Each line below either holds the string "label" or doesn't. Count those that do and give only the number.

EXERCISE DATA:
----
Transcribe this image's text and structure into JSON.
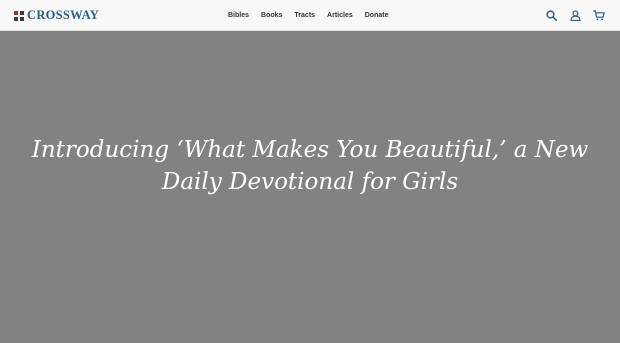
{
  "header": {
    "logo_text": "CROSSWAY",
    "nav": [
      {
        "label": "Bibles"
      },
      {
        "label": "Books"
      },
      {
        "label": "Tracts"
      },
      {
        "label": "Articles"
      },
      {
        "label": "Donate"
      }
    ],
    "icons": [
      "search-icon",
      "account-icon",
      "cart-icon"
    ]
  },
  "hero": {
    "title_line1": "Introducing ‘What Makes You Beautiful,’ a New",
    "title_line2": "Daily Devotional for Girls"
  },
  "colors": {
    "header_bg": "#f8f8f8",
    "brand_blue": "#2a5d8a",
    "brand_red": "#9a3324",
    "brand_dark": "#3b3b3b",
    "hero_bg": "#828282",
    "hero_text": "#ffffff"
  }
}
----
PROBLEM SOLUTION: 5